Joe was born in 1922 in Kowal, Poland. He and his family enjoyed a comfortable life until Nazi Germany invaded Poland in 1939. At the beginning of the war, Joe’s family fled and joined other relatives in the town of Blonie. In late 1940, Blonie’s Jews were transported to the Warsaw Ghetto. Joe’s father bribed some guards to let Joseph and two of his siblings escape back to Kowal. This was the last time he saw the rest of his family. From Kowal, Joe was sent to 12 different concentration camps including Dachau and Auschwitz-Birkenau. After the Warsaw Ghetto Uprising, he was sent from Auschwitz back to the Warsaw Ghetto to clean up the destruction’s aftermath. When Joe arrived at Auschwitz, his left forearm was tattooed with the number 14284. As the Polish Home Army advanced towards Warsaw, Joe was sent to camps in Germany, and then on a death march. He was liberated by American troops in 1945. He immigrated to the United States in 1949 where he married and had two children.
David Lenga - Holocaust Survivor
I was born in Lodz, Poland on December 3rd, 1927 into a rather large orthodox Jewish family. My parents ; Abraham and Sarah Lenga, were living a more modern orthodox lifestyle than my grandparents. I had a 4 years younger brother Nathan. Our first language we’re exposed to and learned was Yiddish. It became my and my brother’s “ Mamma- Loshen."

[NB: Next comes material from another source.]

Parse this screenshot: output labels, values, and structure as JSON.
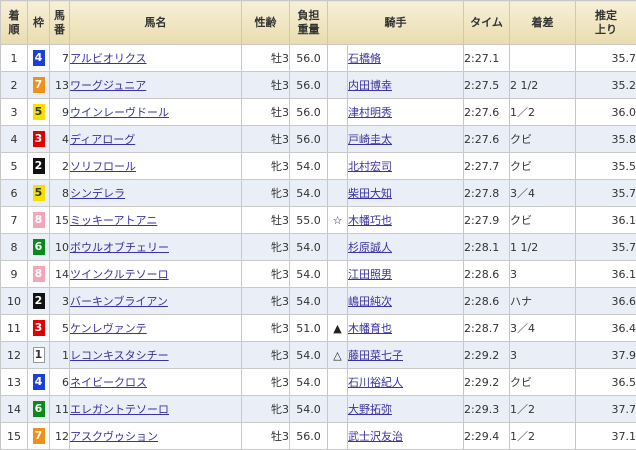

We had a wonderful childhood. My Father was a businessman and owner of a large Tannery, in the small town of Strykow, (18 km. south of Lodz). By the time I was 4 years old, I had to learn to speak Polish, and so I became bi-lingual. Throughout my 5 years of public education, I was an “ A “ student. Because I had a great thirst for learning, I loved going to school.
My parents also sent me to “Cheder," Jewish religious school, where I got my Jewish education. My brother Nathan and I, grew up in a very loving and caring family. My mother and dad adored us, but raised us with a firm hand, yet a tender, loving heart. They imbued us with life-values so strong, that they became our guiding compass later on in life. I was always an outgoing boy, and surrounded myself with many close friends. My loving parents took us every year on summer vacations in the countryside, where we frolicked, climbing fruit trees and enjoying the fresh fruits, etc. All this wonderful life came to an abrupt end, on September 1st, 1939. I was then only 11 years old, when Hitler’s army brutally overran and invaded Poland. My life then entered a Nightmare. What followed, in short, was persecution, brutality towards the Jewish people, separation of families, incarceration in Ghettos, deportations to slave labor camps, and exterminations in camps like Auschwitz, Dachau, and Kaufering. I went through 6 years of living Hell of war. I survived by the skin of my teeth, and by sheer luck. I lost my entire family which, including my extended family, numbered close to 100 people ! I was so fortunate to find out later, after liberation, that my dear Dad also survived. Only two survivors out of 100. I was liberated by the American Army on May 5th, 1945. I was only 17 years old.